* INPUT FOR THIS TASK
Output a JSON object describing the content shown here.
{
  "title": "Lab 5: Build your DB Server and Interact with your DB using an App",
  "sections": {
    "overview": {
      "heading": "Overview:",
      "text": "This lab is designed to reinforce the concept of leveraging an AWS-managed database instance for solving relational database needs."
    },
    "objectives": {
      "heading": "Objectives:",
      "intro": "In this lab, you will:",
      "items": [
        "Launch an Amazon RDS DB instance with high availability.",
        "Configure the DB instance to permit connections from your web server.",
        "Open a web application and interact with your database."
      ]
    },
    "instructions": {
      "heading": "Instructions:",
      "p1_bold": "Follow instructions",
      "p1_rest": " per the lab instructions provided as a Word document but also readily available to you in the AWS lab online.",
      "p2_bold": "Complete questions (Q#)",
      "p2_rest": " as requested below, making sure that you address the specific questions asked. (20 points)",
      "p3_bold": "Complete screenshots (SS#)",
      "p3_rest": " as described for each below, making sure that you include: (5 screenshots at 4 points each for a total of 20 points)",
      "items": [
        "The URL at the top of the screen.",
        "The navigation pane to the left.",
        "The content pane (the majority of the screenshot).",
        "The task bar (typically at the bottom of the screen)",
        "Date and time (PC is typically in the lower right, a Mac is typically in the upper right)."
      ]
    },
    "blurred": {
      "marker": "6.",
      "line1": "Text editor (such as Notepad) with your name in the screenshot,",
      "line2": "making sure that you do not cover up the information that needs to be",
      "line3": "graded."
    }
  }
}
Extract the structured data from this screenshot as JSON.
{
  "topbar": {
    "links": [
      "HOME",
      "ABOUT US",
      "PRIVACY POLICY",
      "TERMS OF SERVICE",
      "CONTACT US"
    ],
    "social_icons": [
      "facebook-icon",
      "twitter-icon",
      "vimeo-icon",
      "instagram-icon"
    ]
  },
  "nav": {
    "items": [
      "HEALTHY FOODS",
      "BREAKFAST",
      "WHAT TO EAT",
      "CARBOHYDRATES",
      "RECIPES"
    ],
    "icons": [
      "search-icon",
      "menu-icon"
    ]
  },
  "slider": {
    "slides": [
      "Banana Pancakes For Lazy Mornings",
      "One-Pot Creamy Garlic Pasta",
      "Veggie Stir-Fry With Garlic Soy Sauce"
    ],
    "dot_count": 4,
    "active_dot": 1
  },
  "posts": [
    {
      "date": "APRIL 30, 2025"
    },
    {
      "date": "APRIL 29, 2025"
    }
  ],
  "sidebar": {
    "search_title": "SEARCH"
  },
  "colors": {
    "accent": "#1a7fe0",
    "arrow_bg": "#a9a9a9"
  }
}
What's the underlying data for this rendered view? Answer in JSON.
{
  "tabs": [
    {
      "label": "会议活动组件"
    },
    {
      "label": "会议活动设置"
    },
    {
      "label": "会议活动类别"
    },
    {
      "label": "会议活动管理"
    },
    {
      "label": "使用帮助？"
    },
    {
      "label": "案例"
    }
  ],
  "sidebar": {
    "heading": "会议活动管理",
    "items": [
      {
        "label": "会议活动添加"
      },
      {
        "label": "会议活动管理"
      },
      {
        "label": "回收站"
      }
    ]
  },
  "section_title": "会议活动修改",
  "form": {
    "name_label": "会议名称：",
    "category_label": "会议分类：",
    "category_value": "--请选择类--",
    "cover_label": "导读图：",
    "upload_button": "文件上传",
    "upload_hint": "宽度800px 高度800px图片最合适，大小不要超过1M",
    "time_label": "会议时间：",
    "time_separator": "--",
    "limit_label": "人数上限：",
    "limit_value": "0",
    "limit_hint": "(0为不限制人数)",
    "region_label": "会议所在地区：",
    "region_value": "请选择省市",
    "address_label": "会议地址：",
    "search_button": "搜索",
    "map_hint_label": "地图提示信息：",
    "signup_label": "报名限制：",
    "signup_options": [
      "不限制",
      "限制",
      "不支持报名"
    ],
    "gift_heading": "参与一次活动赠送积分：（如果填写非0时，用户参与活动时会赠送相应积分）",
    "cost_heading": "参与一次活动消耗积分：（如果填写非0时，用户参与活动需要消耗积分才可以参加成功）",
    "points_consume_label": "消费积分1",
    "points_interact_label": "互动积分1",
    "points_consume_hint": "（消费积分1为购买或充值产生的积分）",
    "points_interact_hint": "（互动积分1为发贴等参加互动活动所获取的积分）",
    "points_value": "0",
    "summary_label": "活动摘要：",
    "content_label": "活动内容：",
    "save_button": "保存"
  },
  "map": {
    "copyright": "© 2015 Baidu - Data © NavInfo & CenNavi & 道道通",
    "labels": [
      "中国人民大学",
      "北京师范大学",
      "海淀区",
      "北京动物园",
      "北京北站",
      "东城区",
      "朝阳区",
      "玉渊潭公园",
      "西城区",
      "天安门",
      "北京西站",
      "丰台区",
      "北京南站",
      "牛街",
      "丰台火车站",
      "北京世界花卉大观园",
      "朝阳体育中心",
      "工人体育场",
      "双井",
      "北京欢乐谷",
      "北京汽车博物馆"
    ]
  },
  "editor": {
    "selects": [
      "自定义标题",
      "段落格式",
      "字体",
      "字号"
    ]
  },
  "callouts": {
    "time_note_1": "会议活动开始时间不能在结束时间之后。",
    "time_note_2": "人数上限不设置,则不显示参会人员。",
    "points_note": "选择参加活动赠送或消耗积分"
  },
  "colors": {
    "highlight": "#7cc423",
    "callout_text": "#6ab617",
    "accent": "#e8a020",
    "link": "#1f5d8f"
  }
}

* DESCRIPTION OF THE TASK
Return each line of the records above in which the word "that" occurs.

* SOLVED PROBLEM
      "p2_rest": " as requested below, making sure that you address the specific questions asked. (20 points)",
      "p3_rest": " as described for each below, making sure that you include: (5 screenshots at 4 points each for a total of 20 points)",
      "line2": "making sure that you do not cover up the information that needs to be",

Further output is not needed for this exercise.